Our local collective investment industry attracts many of our brightest minds and boasts a level of sophistication and expertise to match the best in the world. I have always marvelled at this, considering how few South Africans consciously save.
Strange as it may seem to an outsider, there is a great deal of money in savings and investments in South Africa – assets under management in collective investment schemes total just over R3 trillion, and, barring a slight reversal in Covid times, they have shown a steady increase year-on-year.
The assets are mainly in retirement savings and annuities: statistics for linked-investment service provider platforms on the Association for Savings and Investment SA (Asisa) website show that about two-thirds of assets in collective investments are in retirement-related vehicles and the remaining third is discretionary savings.
Call me a pessimist, but I can’t help feeling that the industry is on the cusp of a change for the worse, unless by some miracle our country can pull itself up by its bootstraps and begin seriously growing the economy and enabling meaningful employment.
First of all, the bright young minds that populate our industry will not stay around for long if opportunities in South Africa start to dim. They’ll be snapped up around the world where their talents will be valued and put to good use.
Second, wealthy investors will move their money out of the country, and by this I mean completely out, not just into offshore feeder funds that pay out in rands. And if the government clamps down on offshore allowances, which it may do if it gets desperate, the rich will find a way – they always do.
Third, the local investment universe is shrinking, in particular the number of listed companies on the JSE. There are a number of reasons for this, but the upshot is less choice for investors and a warped supply-demand dynamic.
Apart from these ramifications of an economy in decline, I believe the investment industry is due for a collective shift in mindset.
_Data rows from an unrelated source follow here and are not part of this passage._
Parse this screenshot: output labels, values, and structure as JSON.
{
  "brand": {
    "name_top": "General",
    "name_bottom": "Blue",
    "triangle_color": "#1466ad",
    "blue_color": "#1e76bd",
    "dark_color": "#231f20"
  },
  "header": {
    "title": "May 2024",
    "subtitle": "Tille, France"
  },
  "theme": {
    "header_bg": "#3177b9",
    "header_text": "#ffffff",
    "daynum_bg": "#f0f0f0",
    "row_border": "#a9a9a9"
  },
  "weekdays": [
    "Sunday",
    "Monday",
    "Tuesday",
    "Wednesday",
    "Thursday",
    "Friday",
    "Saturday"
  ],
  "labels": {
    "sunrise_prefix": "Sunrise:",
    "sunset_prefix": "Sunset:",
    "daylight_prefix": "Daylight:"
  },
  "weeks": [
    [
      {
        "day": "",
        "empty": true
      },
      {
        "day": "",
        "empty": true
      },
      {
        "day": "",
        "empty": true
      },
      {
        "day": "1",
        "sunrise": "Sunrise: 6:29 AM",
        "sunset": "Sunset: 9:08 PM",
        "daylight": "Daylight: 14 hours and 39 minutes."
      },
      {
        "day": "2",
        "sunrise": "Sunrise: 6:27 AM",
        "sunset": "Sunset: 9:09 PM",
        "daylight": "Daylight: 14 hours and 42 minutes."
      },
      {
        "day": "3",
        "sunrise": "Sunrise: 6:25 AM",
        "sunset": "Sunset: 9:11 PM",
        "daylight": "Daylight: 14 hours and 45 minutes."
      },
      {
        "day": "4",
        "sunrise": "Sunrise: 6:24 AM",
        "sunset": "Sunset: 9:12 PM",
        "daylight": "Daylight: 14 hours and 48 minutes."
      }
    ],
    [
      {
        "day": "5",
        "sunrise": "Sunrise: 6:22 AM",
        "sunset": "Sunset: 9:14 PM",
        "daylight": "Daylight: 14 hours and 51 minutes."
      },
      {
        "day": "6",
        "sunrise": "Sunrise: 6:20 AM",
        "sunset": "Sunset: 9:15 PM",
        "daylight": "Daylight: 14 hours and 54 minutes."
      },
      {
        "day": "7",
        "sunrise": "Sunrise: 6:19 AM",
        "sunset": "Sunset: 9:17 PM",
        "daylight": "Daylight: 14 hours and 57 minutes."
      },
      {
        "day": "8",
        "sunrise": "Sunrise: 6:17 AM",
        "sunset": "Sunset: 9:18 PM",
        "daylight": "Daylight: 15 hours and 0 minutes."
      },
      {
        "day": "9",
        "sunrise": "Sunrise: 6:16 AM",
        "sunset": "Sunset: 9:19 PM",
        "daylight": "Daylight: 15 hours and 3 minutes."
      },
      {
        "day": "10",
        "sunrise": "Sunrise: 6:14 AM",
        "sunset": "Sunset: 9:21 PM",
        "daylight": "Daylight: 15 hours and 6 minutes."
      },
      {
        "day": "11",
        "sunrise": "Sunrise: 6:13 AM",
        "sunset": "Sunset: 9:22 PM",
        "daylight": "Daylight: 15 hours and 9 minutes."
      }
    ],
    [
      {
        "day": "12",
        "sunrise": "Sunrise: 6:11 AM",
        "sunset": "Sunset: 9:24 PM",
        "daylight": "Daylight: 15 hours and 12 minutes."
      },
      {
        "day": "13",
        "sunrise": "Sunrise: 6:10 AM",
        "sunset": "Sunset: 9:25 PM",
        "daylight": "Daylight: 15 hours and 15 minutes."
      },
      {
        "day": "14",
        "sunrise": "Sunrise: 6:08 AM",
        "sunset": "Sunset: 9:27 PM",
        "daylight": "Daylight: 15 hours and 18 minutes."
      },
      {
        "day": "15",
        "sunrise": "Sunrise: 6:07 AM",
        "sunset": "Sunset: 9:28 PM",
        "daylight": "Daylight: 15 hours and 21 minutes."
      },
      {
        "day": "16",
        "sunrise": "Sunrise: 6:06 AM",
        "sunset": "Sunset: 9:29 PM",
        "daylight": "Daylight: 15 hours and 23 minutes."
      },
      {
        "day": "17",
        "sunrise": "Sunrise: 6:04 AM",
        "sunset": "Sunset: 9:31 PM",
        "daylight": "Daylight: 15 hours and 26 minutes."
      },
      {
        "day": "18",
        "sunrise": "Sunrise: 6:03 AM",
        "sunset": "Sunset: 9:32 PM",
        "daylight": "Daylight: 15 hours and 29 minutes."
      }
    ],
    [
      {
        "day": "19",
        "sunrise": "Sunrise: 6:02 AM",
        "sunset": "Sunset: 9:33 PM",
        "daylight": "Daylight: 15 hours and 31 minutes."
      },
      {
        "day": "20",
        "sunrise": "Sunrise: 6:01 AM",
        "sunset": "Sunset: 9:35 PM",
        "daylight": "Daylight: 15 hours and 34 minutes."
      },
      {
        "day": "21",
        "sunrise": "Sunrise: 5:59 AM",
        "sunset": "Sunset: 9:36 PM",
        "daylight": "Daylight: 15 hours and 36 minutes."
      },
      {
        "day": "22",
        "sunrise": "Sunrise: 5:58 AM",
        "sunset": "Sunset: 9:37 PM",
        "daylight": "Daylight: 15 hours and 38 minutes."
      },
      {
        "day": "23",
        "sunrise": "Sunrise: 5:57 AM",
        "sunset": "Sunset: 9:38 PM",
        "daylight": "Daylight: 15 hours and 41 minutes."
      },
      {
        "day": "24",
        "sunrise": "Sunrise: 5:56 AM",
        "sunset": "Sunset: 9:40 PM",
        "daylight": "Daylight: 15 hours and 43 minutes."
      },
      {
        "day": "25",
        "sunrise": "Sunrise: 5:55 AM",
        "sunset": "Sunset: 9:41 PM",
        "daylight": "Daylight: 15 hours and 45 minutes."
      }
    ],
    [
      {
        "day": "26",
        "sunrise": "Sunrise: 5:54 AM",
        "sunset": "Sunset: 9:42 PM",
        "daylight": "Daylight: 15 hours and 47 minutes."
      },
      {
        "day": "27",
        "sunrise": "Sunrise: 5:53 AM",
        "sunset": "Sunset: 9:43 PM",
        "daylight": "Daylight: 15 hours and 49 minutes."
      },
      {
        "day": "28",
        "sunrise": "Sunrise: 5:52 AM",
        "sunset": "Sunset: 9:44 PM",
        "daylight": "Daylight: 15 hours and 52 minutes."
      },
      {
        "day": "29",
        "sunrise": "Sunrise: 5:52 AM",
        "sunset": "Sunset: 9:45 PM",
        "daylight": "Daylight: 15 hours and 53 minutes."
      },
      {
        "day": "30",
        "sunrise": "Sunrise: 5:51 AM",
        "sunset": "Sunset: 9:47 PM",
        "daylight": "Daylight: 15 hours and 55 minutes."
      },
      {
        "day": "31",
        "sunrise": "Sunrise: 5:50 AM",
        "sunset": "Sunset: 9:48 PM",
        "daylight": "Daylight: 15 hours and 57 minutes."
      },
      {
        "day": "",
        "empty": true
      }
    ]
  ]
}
It must descend from the rarefied atmosphere in which it finds itself, catering to a tiny fraction of the population, and start offering simpler, low-cost products that are accessible to the broader South African market.
The number of collective investments offered by South African asset managers is mind-boggling. At the end of 2022, there were 1 805 local collective investment schemes, according to Asisa. These comprised 236 institutional funds and 1 569 retail funds. The vast majority were unit trust funds – only about 90 were exchange traded funds (ETFs), despite the surge in popularity of ETFs worldwide. There are three times the number of funds as listed companies on the JSE, which have dwindled to about 600.
As they have proliferated, funds have become increasingly specialised in their investment strategies. Here are a few examples, brand names deleted:
- Scientific Beta Multi-Factor Index ETF
- Enhanced Core Cautious Fund
- Conservative Dynamic Asset Optimiser Fund of Funds
If you weren’t a Chartered Financial Analyst would you know what an investment factor is, let alone a multi-factor index?
Three trends in the industry have driven this proliferation over the past decade: the rise of third-party funds, multi-managed funds and index trackers (unit trusts and ETFs)
- Third-party funds. These are funds managed by small “boutique” firms that operate under licences granted by large unit trust management companies. About 900, or half of local collective investment schemes are third-party funds.
- Multi-managed funds and funds of funds. These are funds whose managers don’t invest directly, but channel investors’ assets to fund managers and funds that do invest directly, adding another layer of administration and costs.
- Index tracker funds. These passive investments (unit trusts and ETFs) were originally introduced to offer investors low-cost, simple investment solutions. Market indices have traditionally been tools to measure market performance; now index providers such as MSCI and S&P Global are designing custom indices for passive fund managers, and they are becoming more specialised and nuanced. Which defeats the objective of going simpler, I’d have thought?
Of the roughly 45 million adults in South Africa, about a third, 15 million, are registered taxpayers, according to the 2023/24 projections in the 2023 Budget Review. Of these, half fall under the income threshold to pay tax. Only about four million taxpayers in South Africa earn more than R250 000 a year. Presumably, this four million would form the base target market for the investment industry. But financial literacy in this broader group remains very poor. I doubt many would know what a unit trust fund is, very few would know what an ETF is, and only a handful (the CFAs among us) would know what an investment factor is.
I believe two things need to happen for the investment industry to remain relevant. First, some consolidation needs to take place – 1 800 is just too big a number of funds for such a small market. Second, marketing professionals need to take the upper hand and explain to the investment professionals that niche investment strategies – like the late artworks of Picasso or the string quartets of Bartok – will never appeal to large numbers of people.
Last week we saw a possible sign of change: Satrix, which bought out Absa’s ETF business, closed three funds that “were not scalable”: the Volatility Managed SA High Growth Equity ETF, Volatility Managed SA Moderate Equity ETF and the Volatility Managed SA Defensive Equity ETF. Given their names, I’m not surprised they failed to attract investors.
Note: “investment factor” refers to a category of shares with similar performance and risk characteristics
* Hesse is the former editor of Personal Finance